42 min

What are biosynthetic dyes & could they replace the toxic petroleum-heavy ingredients in today's predominant indigo garment dye‪?‬ Conscious Chatter with Kestrel Jenkins

    • Fashion & Beauty

In episode 274, Kestrel welcomes Michelle Zhu, the CEO & cofounder of Huue, to the show. In an effort to replace toxic chemical dyes in apparel, Huue are developing biosynthetic dyes — their initial focus is to provide an alternative to synthetic indigo.
“We are creating a biosynthetic solution that is a one-to-one drop-in replacement into the textile supply chain. We’re creating these bio-identicals that can minimize the footprint of production of these dyes and pigments, but without disrupting the supply chain process that is required to make the authentic look and feel of denim that everybody knows and loves.”
-Michelle Zhu
Are you familiar with biosynthetics? If so, do you understand what they are or how they operate? So often terms like this get thrown around in the *sustainability* space, without a lot of context or definitions. They are assumed to fall into the good box or the bad box, when yet again – there is a lot more information needed to understand the bigger picture.
So, here’s the super basics – biosynthetics are made of renewable materials, instead of being petroleum based. We often hear about them from a fiber stance, so fabrics made up of biopolymers from corn or sugar or other ingredients. But on this week’s show, we’re diving into more on how biosynthetics are being used for textile dyeing.                  
Today, the majority of our clothes are colored with synthetic dyes. If we look back, the first synthetic dye was accidentally discovered in the 1850s when an 18-year old chemist was searching for a treatment for malaria. And since then, they’ve gradually taken over due to their speed and efficacy. 
But take indigo – the color that we align with denim. Today, every kilogram of synthetic indigo produced uses 75x the amount of petroleum. And it involves the use of dangerous chemicals like benzene, formaldehyde, and sodamide.
This week’s guest cofounded a company that’s leveraging biosynthetics to address the extreme toxicity across the textile dye industry. They’ve started with indigo blue, and are building one-to-one solutions that can be inserted directly into the current manufacturing infrastructure. 
Quotes & links from the conversation:
“This Melinda Gates-backed biotech startup is growing bacteria that make sustainable dye for denim”, article in Fast Company
"How These Founders Are Detoxifying the Denim Industry--and Saving the Planet", article in Inc.
"Using synthetic biology platforms to clean up indigo dye-making", article in Axios
"Best Inventions of 2021 - Huue: Blue Jeans Go Green", article in TIME
Huue’s Website >
Follow Huue on Instagram >
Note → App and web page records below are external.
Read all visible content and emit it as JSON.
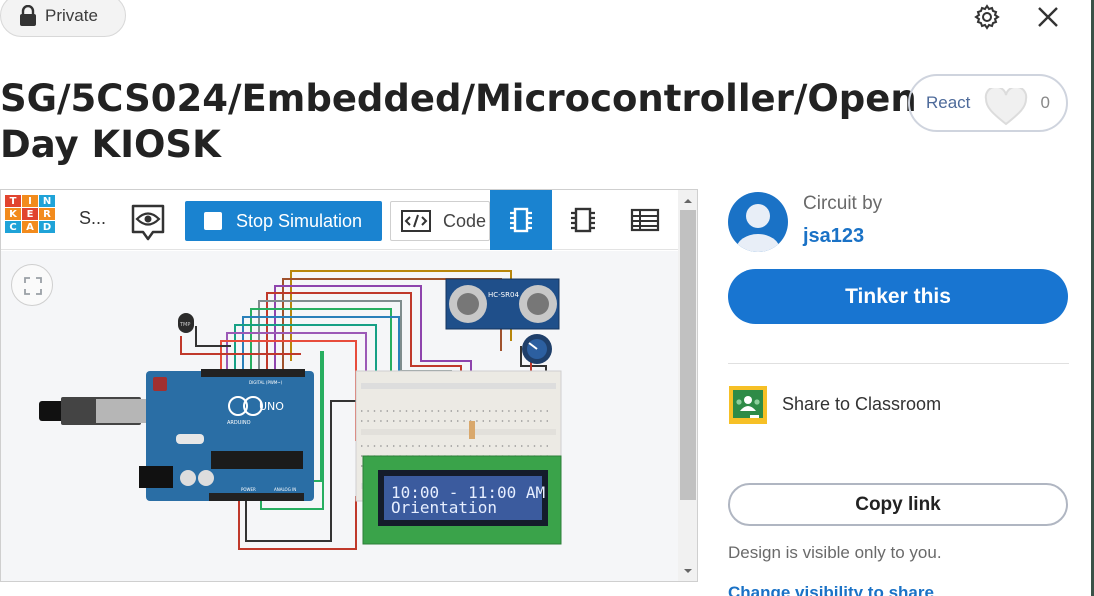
{
  "header": {
    "visibility_label": "Private",
    "settings_icon": "gear-icon",
    "close_icon": "close-icon"
  },
  "design": {
    "title": "SG/5CS024/Embedded/Microcontroller/Open Day KIOSK"
  },
  "react": {
    "label": "React",
    "count": "0",
    "icon": "heart-icon"
  },
  "simulator": {
    "logo_letters": [
      "T",
      "I",
      "N",
      "K",
      "E",
      "R",
      "C",
      "A",
      "D"
    ],
    "logo_colors": [
      "#e1442f",
      "#f28b1d",
      "#1fa3d8",
      "#f28b1d",
      "#e1442f",
      "#f28b1d",
      "#1fa3d8",
      "#f28b1d",
      "#1fa3d8"
    ],
    "project_name": "S...",
    "stop_label": "Stop Simulation",
    "code_label": "Code",
    "accent": "#1a83d0"
  },
  "board": {
    "arduino_brand": "UNO",
    "arduino_sub": "ARDUINO",
    "digital_label": "DIGITAL (PWM~)",
    "power_label": "POWER",
    "analog_label": "ANALOG IN",
    "sensor_label": "HC-SR04",
    "temp_label": "TMP"
  },
  "lcd": {
    "line1": "10:00 - 11:00 AM",
    "line2": "Orientation"
  },
  "author": {
    "caption": "Circuit by",
    "name": "jsa123"
  },
  "actions": {
    "tinker_label": "Tinker this",
    "classroom_label": "Share to Classroom",
    "copy_label": "Copy link",
    "visible_note": "Design is visible only to you.",
    "change_visibility": "Change visibility to share"
  }
}
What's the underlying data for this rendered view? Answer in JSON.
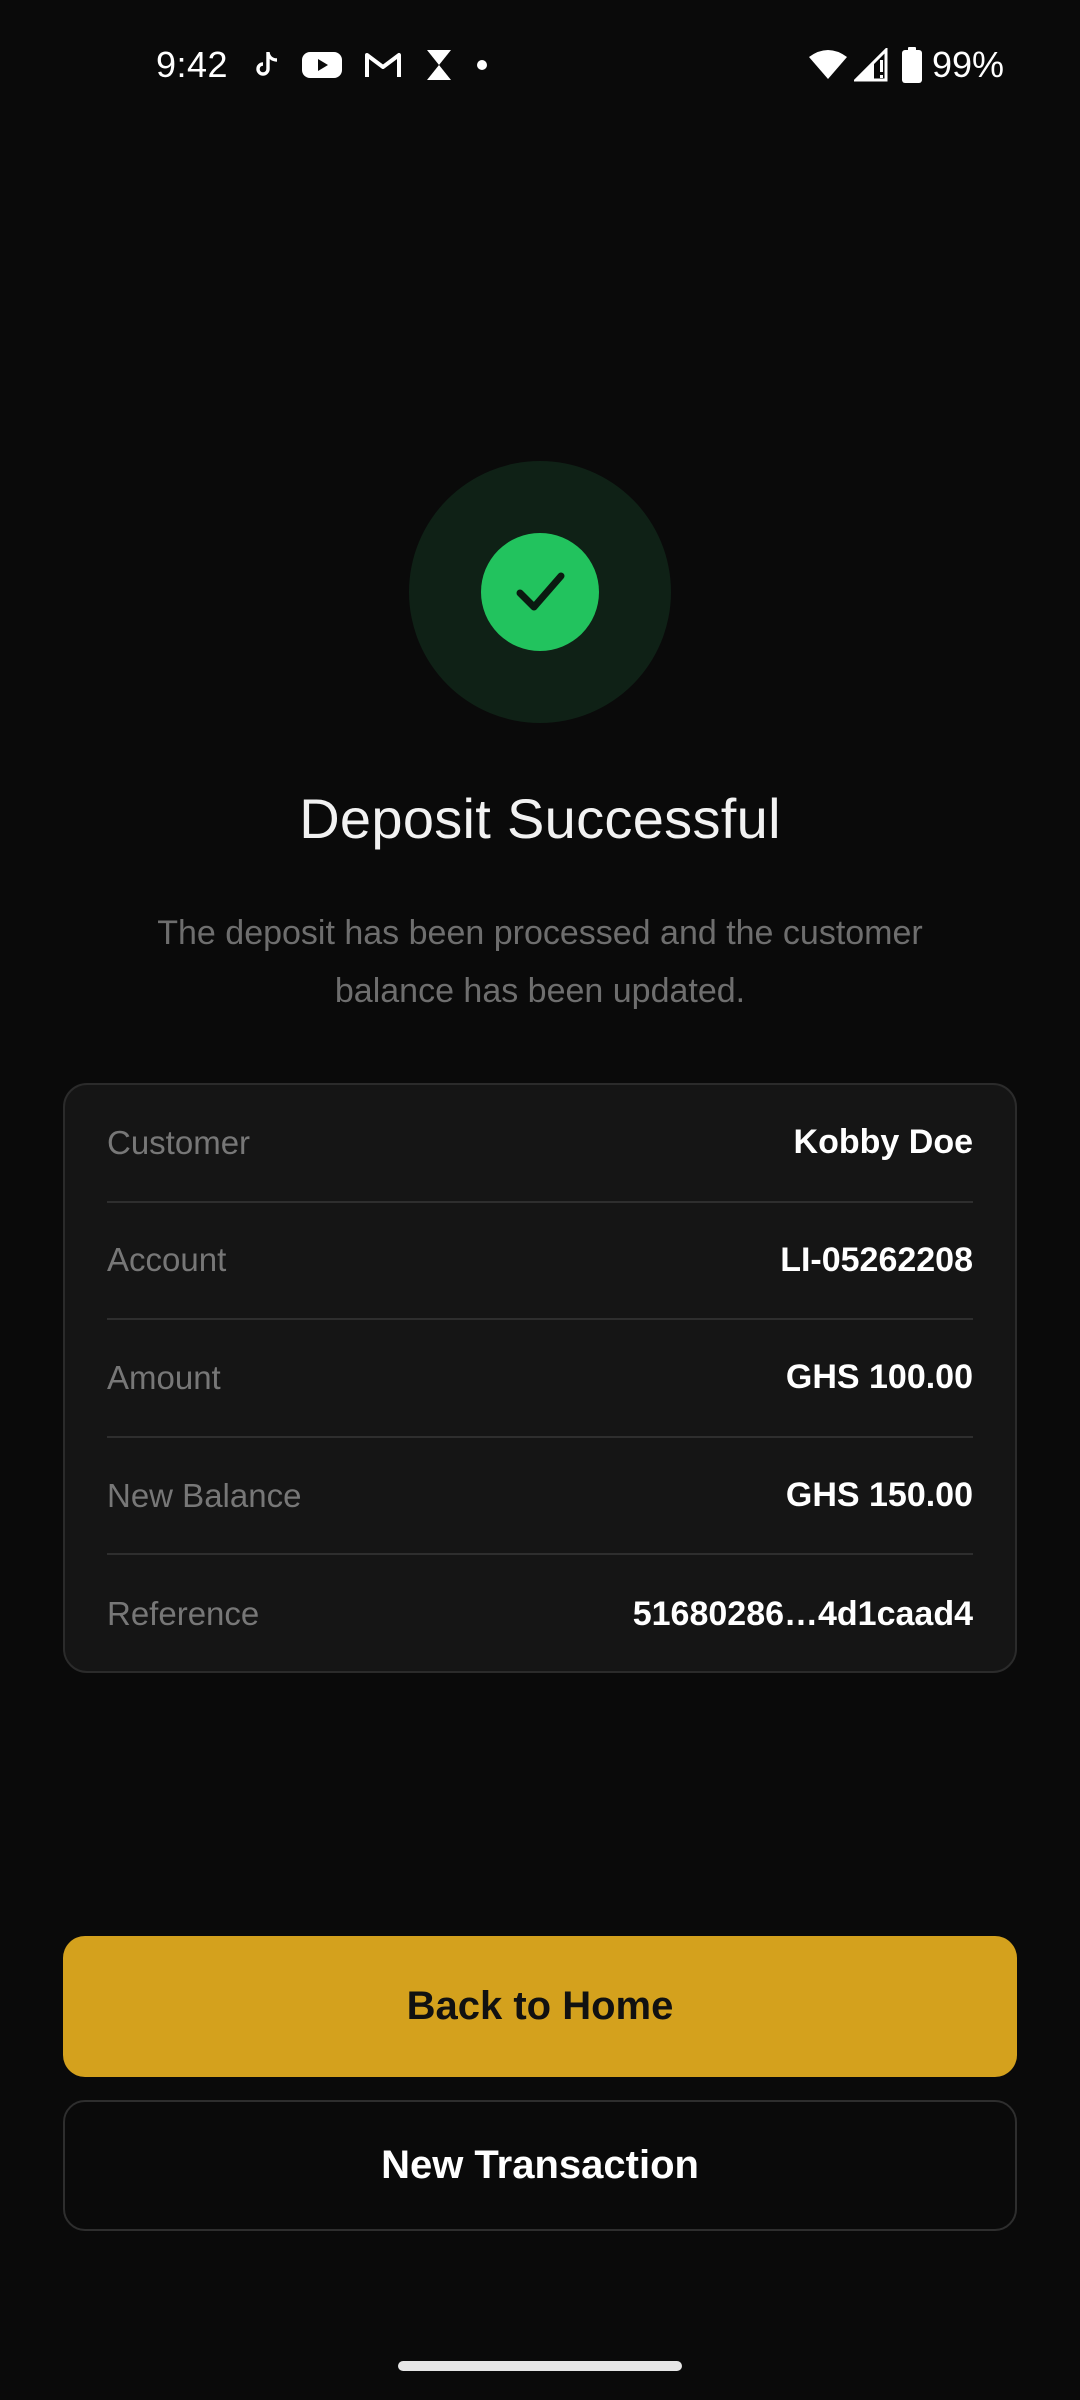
{
  "status_bar": {
    "time": "9:42",
    "battery_percent": "99%",
    "notification_icons": [
      "tiktok-icon",
      "youtube-icon",
      "gmail-icon",
      "hourglass-icon",
      "dot-icon"
    ],
    "system_icons": [
      "wifi-icon",
      "cell-signal-icon",
      "battery-icon"
    ]
  },
  "result": {
    "icon": "check-circle-icon",
    "title": "Deposit Successful",
    "message": "The deposit has been processed and the customer balance has been updated."
  },
  "details": [
    {
      "label": "Customer",
      "value": "Kobby Doe"
    },
    {
      "label": "Account",
      "value": "LI-05262208"
    },
    {
      "label": "Amount",
      "value": "GHS 100.00"
    },
    {
      "label": "New Balance",
      "value": "GHS 150.00"
    },
    {
      "label": "Reference",
      "value": "51680286…4d1caad4"
    }
  ],
  "actions": {
    "primary_label": "Back to Home",
    "secondary_label": "New Transaction"
  },
  "colors": {
    "background": "#0a0a0a",
    "success": "#22c35e",
    "accent": "#d4a11d",
    "card": "#151515"
  }
}
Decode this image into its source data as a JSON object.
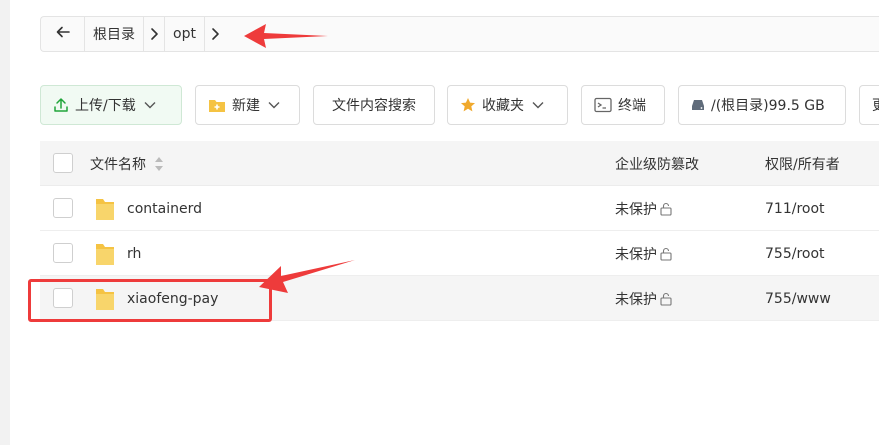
{
  "breadcrumb": {
    "items": [
      {
        "label": "根目录"
      },
      {
        "label": "opt"
      }
    ]
  },
  "toolbar": {
    "upload_download": "上传/下载",
    "new": "新建",
    "search_content": "文件内容搜索",
    "favorites": "收藏夹",
    "terminal": "终端",
    "disk": "/(根目录)99.5 GB",
    "cut_off": "更"
  },
  "table": {
    "headers": {
      "name": "文件名称",
      "tamper": "企业级防篡改",
      "perm": "权限/所有者"
    },
    "rows": [
      {
        "name": "containerd",
        "tamper": "未保护",
        "perm": "711/root"
      },
      {
        "name": "rh",
        "tamper": "未保护",
        "perm": "755/root"
      },
      {
        "name": "xiaofeng-pay",
        "tamper": "未保护",
        "perm": "755/www"
      }
    ]
  },
  "colors": {
    "accent_green": "#20a53a",
    "annotation_red": "#ee3b3b",
    "folder_yellow": "#f5c343"
  }
}
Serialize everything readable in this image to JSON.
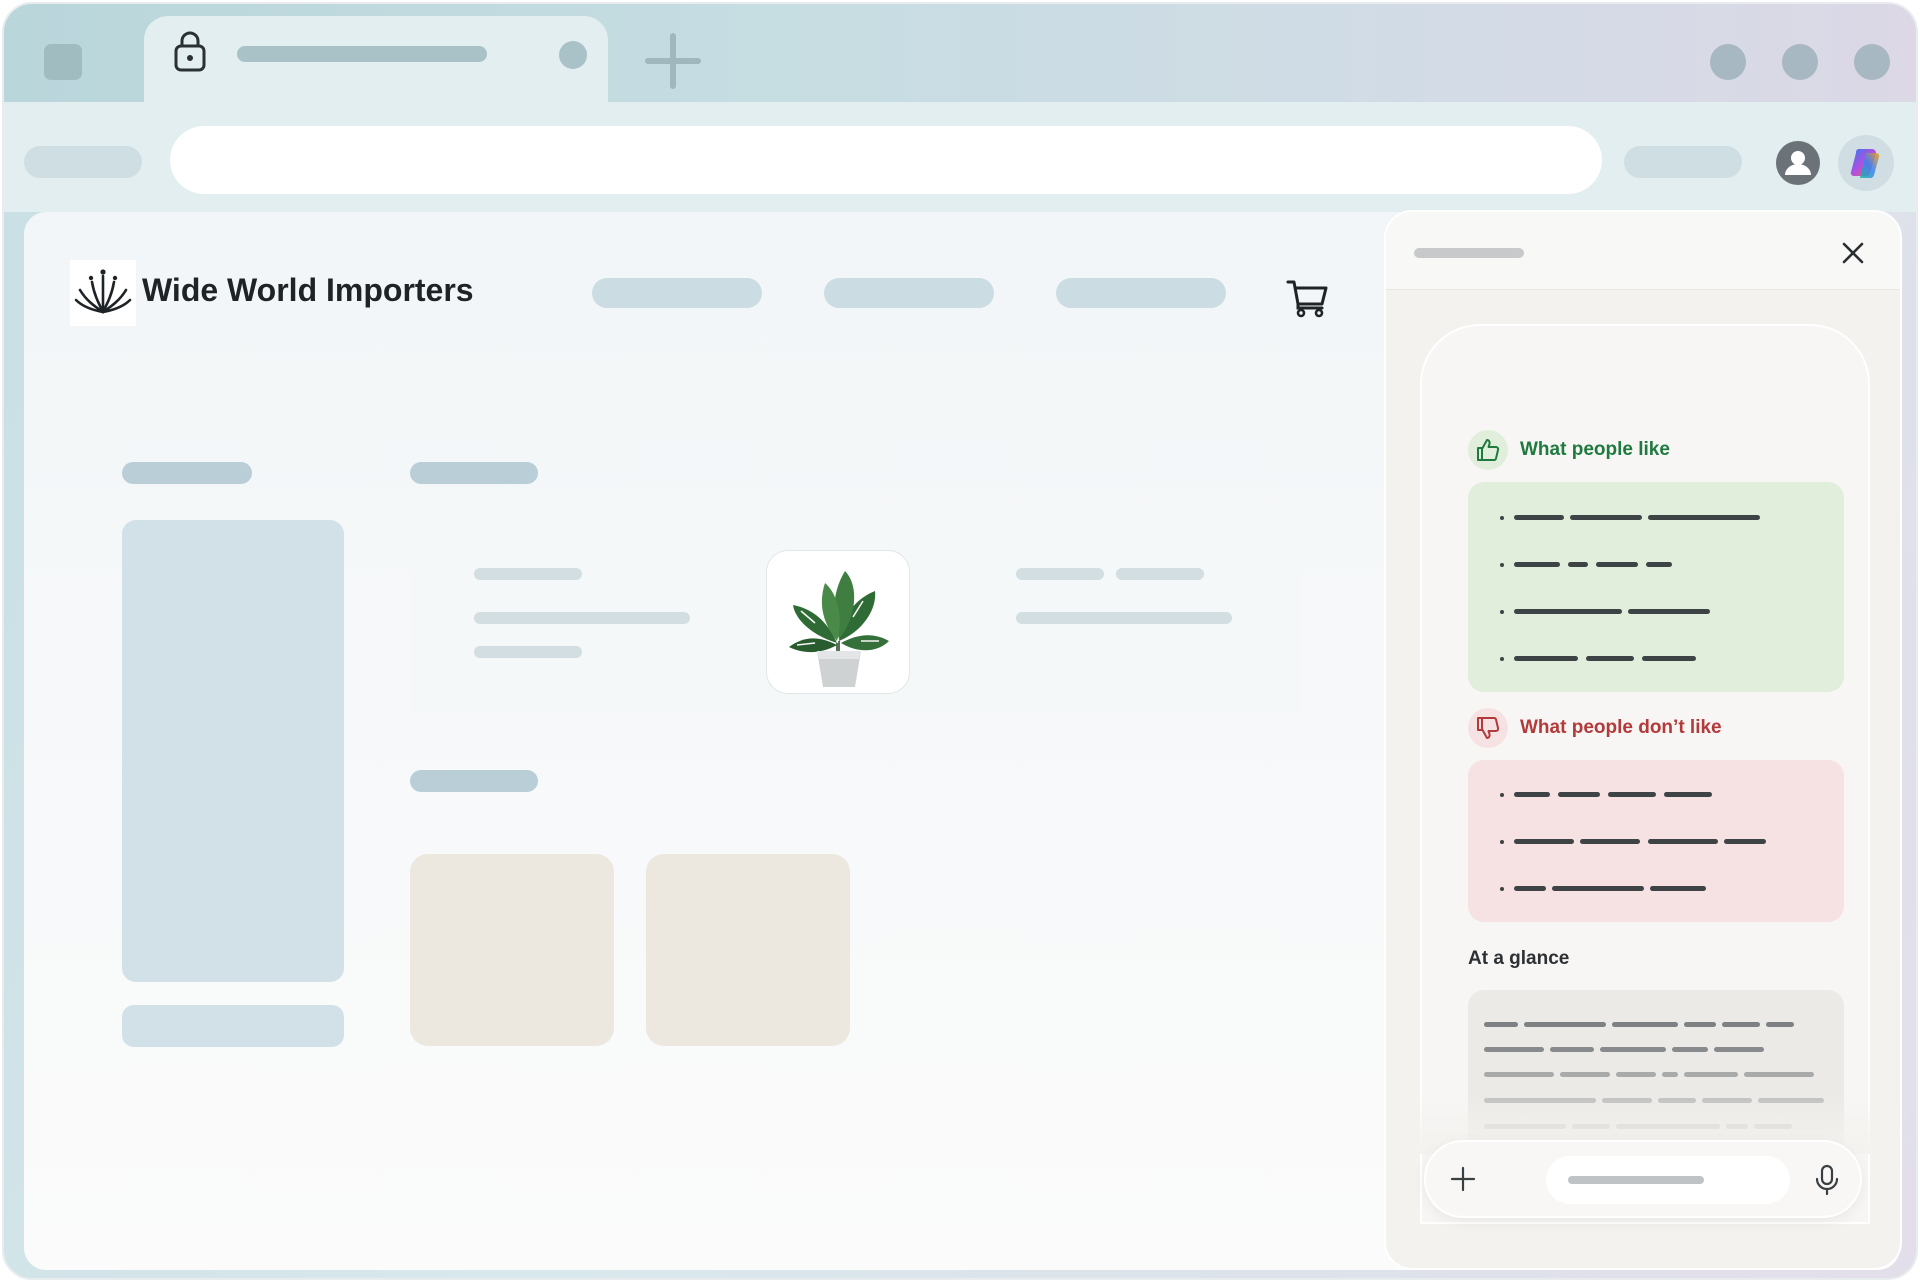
{
  "browser": {
    "active_tab": {
      "lock_icon": "lock-icon"
    },
    "window_controls": [
      "minimize",
      "maximize",
      "close"
    ]
  },
  "site": {
    "brand_name": "Wide World Importers",
    "logo_icon": "lotus-logo-icon",
    "cart_icon": "cart-icon"
  },
  "copilot_panel": {
    "likes_title": "What people like",
    "likes_icon": "thumbs-up-icon",
    "dislikes_title": "What people don’t like",
    "dislikes_icon": "thumbs-down-icon",
    "glance_title": "At a glance",
    "composer": {
      "add_icon": "plus-icon",
      "mic_icon": "microphone-icon"
    }
  },
  "colors": {
    "likes_accent": "#1f7a3f",
    "dislikes_accent": "#b33a3a",
    "likes_bg": "#e1eedb",
    "dislikes_bg": "#f6e2e2"
  }
}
In episode 274, Kestrel welcomes Michelle Zhu, the CEO & cofounder of Huue, to the show. In an effort to replace toxic chemical dyes in apparel, Huue are developing biosynthetic dyes — their initial focus is to provide an alternative to synthetic indigo.
“We are creating a biosynthetic solution that is a one-to-one drop-in replacement into the textile supply chain. We’re creating these bio-identicals that can minimize the footprint of production of these dyes and pigments, but without disrupting the supply chain process that is required to make the authentic look and feel of denim that everybody knows and loves.”
-Michelle Zhu
Are you familiar with biosynthetics? If so, do you understand what they are or how they operate? So often terms like this get thrown around in the *sustainability* space, without a lot of context or definitions. They are assumed to fall into the good box or the bad box, when yet again – there is a lot more information needed to understand the bigger picture.
So, here’s the super basics – biosynthetics are made of renewable materials, instead of being petroleum based. We often hear about them from a fiber stance, so fabrics made up of biopolymers from corn or sugar or other ingredients. But on this week’s show, we’re diving into more on how biosynthetics are being used for textile dyeing.                  
Today, the majority of our clothes are colored with synthetic dyes. If we look back, the first synthetic dye was accidentally discovered in the 1850s when an 18-year old chemist was searching for a treatment for malaria. And since then, they’ve gradually taken over due to their speed and efficacy. 
But take indigo – the color that we align with denim. Today, every kilogram of synthetic indigo produced uses 75x the amount of petroleum. And it involves the use of dangerous chemicals like benzene, formaldehyde, and sodamide.
This week’s guest cofounded a company that’s leveraging biosynthetics to address the extreme toxicity across the textile dye industry. They’ve started with indigo blue, and are building one-to-one solutions that can be inserted directly into the current manufacturing infrastructure. 
Quotes & links from the conversation:
“This Melinda Gates-backed biotech startup is growing bacteria that make sustainable dye for denim”, article in Fast Company
"How These Founders Are Detoxifying the Denim Industry--and Saving the Planet", article in Inc.
"Using synthetic biology platforms to clean up indigo dye-making", article in Axios
"Best Inventions of 2021 - Huue: Blue Jeans Go Green", article in TIME
Huue’s Website >
Follow Huue on Instagram >

42 min